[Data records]
══════════════════════════════

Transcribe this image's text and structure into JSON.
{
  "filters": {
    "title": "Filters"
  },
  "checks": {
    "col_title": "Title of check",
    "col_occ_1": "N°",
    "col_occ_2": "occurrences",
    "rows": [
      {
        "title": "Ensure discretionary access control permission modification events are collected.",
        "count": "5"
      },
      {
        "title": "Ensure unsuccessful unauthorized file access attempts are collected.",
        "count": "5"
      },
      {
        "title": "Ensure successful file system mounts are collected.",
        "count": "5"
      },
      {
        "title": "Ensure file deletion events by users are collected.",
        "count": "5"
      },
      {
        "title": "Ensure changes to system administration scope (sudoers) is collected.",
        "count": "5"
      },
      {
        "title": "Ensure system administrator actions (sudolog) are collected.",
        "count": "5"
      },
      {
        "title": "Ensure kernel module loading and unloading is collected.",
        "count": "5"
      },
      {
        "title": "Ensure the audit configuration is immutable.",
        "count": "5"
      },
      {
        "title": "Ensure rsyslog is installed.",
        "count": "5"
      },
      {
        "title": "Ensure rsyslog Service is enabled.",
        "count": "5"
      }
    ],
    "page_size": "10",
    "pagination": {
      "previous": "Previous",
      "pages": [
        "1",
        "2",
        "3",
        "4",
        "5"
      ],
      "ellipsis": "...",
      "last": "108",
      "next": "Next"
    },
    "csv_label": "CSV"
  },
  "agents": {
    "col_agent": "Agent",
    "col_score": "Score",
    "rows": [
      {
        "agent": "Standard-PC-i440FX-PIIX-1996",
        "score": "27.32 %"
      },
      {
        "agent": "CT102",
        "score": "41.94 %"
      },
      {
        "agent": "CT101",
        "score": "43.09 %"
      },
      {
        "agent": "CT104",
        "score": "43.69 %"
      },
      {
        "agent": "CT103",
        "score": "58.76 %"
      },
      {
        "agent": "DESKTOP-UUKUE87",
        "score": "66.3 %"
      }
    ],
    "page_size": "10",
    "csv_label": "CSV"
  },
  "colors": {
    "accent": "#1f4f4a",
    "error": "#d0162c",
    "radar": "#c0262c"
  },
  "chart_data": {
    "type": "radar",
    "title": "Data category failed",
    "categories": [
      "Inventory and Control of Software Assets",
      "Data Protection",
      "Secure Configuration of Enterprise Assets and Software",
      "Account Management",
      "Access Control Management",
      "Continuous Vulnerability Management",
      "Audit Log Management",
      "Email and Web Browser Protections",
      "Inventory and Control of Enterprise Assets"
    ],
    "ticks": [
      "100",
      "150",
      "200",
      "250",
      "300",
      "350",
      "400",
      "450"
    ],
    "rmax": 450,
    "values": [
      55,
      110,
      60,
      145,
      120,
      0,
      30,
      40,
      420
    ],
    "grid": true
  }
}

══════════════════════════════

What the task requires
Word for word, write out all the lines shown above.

Your response
Transcribe this image's text and structure into JSON.
{
  "filters": {
    "title": "Filters"
  },
  "checks": {
    "col_title": "Title of check",
    "col_occ_1": "N°",
    "col_occ_2": "occurrences",
    "rows": [
      {
        "title": "Ensure discretionary access control permission modification events are collected.",
        "count": "5"
      },
      {
        "title": "Ensure unsuccessful unauthorized file access attempts are collected.",
        "count": "5"
      },
      {
        "title": "Ensure successful file system mounts are collected.",
        "count": "5"
      },
      {
        "title": "Ensure file deletion events by users are collected.",
        "count": "5"
      },
      {
        "title": "Ensure changes to system administration scope (sudoers) is collected.",
        "count": "5"
      },
      {
        "title": "Ensure system administrator actions (sudolog) are collected.",
        "count": "5"
      },
      {
        "title": "Ensure kernel module loading and unloading is collected.",
        "count": "5"
      },
      {
        "title": "Ensure the audit configuration is immutable.",
        "count": "5"
      },
      {
        "title": "Ensure rsyslog is installed.",
        "count": "5"
      },
      {
        "title": "Ensure rsyslog Service is enabled.",
        "count": "5"
      }
    ],
    "page_size": "10",
    "pagination": {
      "previous": "Previous",
      "pages": [
        "1",
        "2",
        "3",
        "4",
        "5"
      ],
      "ellipsis": "...",
      "last": "108",
      "next": "Next"
    },
    "csv_label": "CSV"
  },
  "agents": {
    "col_agent": "Agent",
    "col_score": "Score",
    "rows": [
      {
        "agent": "Standard-PC-i440FX-PIIX-1996",
        "score": "27.32 %"
      },
      {
        "agent": "CT102",
        "score": "41.94 %"
      },
      {
        "agent": "CT101",
        "score": "43.09 %"
      },
      {
        "agent": "CT104",
        "score": "43.69 %"
      },
      {
        "agent": "CT103",
        "score": "58.76 %"
      },
      {
        "agent": "DESKTOP-UUKUE87",
        "score": "66.3 %"
      }
    ],
    "page_size": "10",
    "csv_label": "CSV"
  },
  "colors": {
    "accent": "#1f4f4a",
    "error": "#d0162c",
    "radar": "#c0262c"
  },
  "chart_data": {
    "type": "radar",
    "title": "Data category failed",
    "categories": [
      "Inventory and Control of Software Assets",
      "Data Protection",
      "Secure Configuration of Enterprise Assets and Software",
      "Account Management",
      "Access Control Management",
      "Continuous Vulnerability Management",
      "Audit Log Management",
      "Email and Web Browser Protections",
      "Inventory and Control of Enterprise Assets"
    ],
    "ticks": [
      "100",
      "150",
      "200",
      "250",
      "300",
      "350",
      "400",
      "450"
    ],
    "rmax": 450,
    "values": [
      55,
      110,
      60,
      145,
      120,
      0,
      30,
      40,
      420
    ],
    "grid": true
  }
}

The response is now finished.